## Action item:
For the data below, report how many lines contain the string "Suppress" and write nothing more.
[[ Recorded data open ]]
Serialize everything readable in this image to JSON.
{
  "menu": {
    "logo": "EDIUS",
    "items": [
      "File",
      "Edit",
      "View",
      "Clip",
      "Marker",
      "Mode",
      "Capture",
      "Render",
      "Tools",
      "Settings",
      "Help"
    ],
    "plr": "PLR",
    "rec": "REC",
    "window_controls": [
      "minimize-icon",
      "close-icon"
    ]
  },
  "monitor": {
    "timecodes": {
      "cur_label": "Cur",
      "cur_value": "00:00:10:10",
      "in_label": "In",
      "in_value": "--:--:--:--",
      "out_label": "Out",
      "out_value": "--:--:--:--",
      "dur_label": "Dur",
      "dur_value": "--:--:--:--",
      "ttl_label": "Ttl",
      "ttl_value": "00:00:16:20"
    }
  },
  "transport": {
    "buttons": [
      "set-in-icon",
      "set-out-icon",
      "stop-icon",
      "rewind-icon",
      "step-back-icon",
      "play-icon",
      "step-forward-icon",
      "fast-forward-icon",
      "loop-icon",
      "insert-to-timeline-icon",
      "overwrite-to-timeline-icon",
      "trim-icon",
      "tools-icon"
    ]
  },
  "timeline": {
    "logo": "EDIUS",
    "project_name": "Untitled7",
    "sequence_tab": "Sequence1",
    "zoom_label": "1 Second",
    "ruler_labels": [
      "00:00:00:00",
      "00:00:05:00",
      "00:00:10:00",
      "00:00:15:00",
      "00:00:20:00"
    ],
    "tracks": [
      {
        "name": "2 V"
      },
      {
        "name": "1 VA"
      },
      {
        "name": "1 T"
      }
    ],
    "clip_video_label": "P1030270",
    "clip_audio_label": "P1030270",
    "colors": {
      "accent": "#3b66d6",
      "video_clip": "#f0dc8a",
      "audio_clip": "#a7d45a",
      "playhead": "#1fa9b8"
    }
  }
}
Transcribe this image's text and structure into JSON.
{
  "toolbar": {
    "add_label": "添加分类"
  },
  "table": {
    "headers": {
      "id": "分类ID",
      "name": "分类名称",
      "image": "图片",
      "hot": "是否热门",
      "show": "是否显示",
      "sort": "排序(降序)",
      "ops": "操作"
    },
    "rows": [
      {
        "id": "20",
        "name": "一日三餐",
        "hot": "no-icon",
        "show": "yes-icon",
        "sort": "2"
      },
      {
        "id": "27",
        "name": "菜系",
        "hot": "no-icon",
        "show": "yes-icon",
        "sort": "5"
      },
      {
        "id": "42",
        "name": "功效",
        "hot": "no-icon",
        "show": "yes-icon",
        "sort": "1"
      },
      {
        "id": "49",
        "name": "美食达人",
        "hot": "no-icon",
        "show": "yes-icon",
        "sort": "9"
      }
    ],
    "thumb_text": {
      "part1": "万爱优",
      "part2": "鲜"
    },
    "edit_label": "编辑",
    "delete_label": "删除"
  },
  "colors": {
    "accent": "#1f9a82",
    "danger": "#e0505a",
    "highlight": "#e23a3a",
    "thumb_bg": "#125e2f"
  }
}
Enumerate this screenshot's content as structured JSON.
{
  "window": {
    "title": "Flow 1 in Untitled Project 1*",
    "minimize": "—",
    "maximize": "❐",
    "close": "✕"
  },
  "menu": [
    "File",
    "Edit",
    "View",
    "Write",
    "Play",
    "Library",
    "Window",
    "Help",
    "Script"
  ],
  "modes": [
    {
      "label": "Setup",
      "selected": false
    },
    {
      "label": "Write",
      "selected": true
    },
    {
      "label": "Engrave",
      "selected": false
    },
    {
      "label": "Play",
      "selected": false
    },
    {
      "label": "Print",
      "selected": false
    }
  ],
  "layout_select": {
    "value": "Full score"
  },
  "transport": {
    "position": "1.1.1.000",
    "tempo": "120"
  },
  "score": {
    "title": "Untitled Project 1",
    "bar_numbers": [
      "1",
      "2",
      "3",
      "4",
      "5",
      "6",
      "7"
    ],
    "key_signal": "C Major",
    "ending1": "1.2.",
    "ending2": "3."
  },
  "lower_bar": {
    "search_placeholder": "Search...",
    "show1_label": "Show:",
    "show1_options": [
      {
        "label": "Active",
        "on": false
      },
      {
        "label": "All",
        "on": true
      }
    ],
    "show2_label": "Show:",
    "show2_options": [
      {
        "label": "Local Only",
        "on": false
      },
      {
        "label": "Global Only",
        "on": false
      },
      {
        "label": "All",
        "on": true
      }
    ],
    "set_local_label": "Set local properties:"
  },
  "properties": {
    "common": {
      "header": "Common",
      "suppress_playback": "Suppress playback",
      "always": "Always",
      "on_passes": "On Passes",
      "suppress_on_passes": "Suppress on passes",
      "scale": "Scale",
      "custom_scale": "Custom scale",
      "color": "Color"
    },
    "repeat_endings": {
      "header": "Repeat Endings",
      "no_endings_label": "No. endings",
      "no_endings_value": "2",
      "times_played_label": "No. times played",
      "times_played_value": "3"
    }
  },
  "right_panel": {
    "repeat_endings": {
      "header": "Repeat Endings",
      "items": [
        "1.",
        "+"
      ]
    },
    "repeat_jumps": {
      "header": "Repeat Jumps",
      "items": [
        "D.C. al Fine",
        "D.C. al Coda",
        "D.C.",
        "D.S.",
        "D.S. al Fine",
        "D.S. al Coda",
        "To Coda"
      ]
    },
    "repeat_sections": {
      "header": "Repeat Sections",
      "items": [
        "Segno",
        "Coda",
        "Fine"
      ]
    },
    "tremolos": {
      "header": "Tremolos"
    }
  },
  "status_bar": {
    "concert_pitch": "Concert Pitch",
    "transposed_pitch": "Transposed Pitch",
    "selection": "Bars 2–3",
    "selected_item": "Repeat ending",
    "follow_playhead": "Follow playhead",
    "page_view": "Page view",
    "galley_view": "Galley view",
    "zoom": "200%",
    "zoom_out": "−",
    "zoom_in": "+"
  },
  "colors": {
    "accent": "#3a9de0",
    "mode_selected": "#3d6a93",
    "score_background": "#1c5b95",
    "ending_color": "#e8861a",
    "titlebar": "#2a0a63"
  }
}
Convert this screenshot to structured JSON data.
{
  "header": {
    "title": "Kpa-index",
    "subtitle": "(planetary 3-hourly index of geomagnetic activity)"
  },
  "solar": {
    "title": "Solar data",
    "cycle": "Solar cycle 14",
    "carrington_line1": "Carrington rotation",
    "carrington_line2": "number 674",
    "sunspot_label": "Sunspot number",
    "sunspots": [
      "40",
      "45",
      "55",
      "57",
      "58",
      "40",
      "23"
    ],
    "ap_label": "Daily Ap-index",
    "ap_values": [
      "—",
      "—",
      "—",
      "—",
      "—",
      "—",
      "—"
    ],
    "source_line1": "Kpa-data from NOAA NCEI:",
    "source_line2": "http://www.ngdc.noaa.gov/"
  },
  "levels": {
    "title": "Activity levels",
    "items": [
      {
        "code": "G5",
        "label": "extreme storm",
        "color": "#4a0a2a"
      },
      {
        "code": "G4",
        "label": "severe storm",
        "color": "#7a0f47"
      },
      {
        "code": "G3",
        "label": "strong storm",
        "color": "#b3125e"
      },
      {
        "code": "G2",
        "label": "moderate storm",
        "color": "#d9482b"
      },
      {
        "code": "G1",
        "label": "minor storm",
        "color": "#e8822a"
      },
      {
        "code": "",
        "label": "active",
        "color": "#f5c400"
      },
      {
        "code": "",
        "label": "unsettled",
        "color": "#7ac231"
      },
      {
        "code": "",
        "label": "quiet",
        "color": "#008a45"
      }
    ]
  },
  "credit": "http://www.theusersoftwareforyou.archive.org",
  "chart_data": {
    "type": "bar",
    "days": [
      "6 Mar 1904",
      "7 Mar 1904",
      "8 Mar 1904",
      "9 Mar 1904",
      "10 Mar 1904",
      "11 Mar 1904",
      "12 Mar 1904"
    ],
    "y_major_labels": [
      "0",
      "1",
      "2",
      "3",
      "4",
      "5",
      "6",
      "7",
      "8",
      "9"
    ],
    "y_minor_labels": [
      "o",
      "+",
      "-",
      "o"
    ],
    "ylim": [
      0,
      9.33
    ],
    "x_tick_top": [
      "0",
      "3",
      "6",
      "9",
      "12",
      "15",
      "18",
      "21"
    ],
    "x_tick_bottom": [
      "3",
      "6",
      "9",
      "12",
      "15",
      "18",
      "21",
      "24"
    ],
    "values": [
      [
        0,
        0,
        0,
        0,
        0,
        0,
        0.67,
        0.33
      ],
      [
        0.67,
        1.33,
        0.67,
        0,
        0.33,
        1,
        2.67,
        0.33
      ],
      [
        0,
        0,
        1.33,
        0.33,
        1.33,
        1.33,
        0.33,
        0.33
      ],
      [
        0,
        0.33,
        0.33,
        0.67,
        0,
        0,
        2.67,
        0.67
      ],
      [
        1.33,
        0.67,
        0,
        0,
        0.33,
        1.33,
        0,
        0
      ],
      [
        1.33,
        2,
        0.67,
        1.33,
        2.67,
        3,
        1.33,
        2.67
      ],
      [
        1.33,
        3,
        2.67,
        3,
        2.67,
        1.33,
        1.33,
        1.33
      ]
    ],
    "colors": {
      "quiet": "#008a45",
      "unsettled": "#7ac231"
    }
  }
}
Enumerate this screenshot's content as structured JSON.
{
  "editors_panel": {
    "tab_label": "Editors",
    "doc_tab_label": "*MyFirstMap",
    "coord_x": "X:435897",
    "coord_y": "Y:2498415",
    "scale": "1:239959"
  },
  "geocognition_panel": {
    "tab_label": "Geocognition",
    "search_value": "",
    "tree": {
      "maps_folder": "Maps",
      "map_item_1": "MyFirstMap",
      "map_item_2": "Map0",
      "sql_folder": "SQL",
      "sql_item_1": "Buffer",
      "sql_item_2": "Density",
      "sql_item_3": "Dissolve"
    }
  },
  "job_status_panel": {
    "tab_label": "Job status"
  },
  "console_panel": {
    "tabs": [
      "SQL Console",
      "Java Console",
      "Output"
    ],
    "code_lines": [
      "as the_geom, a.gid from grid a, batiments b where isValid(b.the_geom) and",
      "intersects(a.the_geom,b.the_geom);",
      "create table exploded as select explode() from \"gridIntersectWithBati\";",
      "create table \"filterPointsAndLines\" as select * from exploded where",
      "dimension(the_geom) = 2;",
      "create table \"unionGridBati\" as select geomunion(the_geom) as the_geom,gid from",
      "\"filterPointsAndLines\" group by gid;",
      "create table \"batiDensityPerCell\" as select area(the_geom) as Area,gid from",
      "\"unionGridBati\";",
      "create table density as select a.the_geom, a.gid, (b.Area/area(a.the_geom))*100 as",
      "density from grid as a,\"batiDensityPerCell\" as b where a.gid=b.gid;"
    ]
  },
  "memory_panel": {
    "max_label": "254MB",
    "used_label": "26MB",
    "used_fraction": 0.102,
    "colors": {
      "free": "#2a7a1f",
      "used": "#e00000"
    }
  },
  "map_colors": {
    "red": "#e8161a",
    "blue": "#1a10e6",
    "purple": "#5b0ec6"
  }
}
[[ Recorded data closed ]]
## Response area:
2